> Your goal: Return each line of the listing in which the word "heading" appears.

▼▼▼

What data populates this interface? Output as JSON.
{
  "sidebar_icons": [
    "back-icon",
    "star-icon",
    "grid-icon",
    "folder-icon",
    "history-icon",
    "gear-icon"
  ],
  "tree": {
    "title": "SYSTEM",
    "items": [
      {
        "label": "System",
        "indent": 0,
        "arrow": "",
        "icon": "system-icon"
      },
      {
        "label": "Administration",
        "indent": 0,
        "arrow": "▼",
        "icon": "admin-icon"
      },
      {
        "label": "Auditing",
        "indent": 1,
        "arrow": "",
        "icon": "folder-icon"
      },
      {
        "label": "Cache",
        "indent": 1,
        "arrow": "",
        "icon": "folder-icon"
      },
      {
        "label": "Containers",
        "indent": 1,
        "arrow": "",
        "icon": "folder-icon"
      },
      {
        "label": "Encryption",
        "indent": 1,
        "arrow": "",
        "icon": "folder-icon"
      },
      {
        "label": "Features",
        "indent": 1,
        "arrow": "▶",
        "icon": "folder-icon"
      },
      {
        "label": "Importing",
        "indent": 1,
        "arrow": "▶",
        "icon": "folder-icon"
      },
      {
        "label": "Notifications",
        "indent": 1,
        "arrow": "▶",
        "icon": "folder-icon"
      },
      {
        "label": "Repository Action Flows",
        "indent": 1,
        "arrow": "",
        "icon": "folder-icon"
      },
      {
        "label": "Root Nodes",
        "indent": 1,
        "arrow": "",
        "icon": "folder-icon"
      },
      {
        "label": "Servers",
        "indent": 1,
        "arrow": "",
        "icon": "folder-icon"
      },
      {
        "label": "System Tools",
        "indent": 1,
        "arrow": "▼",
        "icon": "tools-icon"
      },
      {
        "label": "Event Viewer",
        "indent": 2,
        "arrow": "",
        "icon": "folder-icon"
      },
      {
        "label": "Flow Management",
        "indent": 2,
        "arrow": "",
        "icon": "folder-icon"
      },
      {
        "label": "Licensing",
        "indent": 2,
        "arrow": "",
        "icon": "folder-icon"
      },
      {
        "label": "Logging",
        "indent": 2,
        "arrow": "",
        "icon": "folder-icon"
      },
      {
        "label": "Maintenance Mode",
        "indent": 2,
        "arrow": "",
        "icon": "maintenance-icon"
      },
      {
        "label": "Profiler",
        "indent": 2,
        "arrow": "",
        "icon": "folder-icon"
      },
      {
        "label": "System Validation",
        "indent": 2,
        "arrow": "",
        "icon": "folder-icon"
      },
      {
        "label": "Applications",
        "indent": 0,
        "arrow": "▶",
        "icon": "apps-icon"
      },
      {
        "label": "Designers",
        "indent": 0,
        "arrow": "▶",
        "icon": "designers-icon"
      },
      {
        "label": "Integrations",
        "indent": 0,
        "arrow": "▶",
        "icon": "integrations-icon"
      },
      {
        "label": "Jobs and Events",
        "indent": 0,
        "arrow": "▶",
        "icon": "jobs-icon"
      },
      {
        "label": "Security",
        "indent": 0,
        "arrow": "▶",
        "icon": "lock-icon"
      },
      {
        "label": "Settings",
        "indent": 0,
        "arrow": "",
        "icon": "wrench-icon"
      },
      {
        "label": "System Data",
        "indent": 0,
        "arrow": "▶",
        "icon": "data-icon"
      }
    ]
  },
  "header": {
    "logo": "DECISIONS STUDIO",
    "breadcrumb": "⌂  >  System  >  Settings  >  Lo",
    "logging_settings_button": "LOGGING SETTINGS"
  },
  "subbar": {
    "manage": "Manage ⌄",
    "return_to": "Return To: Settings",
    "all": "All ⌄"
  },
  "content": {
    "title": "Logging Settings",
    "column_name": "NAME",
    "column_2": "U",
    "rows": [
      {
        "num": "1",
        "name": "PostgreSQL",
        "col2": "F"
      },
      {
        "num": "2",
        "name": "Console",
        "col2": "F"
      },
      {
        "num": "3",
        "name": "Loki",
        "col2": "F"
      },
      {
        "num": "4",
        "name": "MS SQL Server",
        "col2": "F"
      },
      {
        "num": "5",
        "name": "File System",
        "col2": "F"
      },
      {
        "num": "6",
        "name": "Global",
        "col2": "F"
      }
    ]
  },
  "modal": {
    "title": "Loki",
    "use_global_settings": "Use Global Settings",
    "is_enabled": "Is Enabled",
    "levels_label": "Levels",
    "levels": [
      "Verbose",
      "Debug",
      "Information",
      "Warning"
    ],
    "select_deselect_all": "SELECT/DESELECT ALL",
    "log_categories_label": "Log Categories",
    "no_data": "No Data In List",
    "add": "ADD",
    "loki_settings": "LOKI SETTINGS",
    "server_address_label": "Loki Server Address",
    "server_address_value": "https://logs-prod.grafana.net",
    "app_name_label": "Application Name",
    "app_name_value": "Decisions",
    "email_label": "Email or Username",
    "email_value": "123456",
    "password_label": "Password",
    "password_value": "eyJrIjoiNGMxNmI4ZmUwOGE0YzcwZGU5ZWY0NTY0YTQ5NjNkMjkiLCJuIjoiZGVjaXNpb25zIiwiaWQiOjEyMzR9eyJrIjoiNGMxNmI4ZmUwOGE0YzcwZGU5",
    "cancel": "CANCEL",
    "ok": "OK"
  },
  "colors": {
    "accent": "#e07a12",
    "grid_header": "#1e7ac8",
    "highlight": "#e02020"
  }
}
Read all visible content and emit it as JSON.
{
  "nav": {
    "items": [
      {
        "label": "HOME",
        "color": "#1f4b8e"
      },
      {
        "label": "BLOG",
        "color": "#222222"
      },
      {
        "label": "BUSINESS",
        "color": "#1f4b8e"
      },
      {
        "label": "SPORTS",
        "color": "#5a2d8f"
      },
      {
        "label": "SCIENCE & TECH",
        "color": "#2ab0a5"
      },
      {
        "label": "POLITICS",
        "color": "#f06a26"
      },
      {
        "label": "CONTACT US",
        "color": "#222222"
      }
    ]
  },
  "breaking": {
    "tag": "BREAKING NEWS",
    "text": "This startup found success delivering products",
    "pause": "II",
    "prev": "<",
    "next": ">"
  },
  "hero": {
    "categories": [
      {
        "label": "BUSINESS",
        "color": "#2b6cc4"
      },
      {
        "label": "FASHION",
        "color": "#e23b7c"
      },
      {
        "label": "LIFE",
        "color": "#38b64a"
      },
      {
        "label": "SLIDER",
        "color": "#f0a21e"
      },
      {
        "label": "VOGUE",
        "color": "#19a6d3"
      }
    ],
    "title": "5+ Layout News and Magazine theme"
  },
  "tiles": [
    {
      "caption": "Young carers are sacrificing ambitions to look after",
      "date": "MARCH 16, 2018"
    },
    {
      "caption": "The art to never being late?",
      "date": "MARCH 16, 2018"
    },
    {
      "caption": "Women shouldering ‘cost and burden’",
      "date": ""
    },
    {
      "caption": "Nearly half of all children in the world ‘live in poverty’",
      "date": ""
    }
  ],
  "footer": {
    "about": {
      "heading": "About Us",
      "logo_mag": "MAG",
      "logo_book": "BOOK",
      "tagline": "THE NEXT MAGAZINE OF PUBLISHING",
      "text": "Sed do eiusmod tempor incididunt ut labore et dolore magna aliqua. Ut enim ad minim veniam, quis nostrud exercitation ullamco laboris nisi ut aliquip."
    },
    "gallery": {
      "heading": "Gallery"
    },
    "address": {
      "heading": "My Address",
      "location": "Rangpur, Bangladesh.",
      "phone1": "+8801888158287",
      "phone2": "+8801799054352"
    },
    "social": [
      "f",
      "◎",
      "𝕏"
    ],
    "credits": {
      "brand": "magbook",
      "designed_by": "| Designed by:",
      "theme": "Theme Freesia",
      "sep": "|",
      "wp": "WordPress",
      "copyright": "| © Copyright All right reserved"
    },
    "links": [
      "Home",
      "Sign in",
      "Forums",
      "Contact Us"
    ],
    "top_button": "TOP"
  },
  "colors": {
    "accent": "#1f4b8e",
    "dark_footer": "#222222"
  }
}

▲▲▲

> Your response:
      "heading": "About Us",
      "heading": "Gallery"
      "heading": "My Address",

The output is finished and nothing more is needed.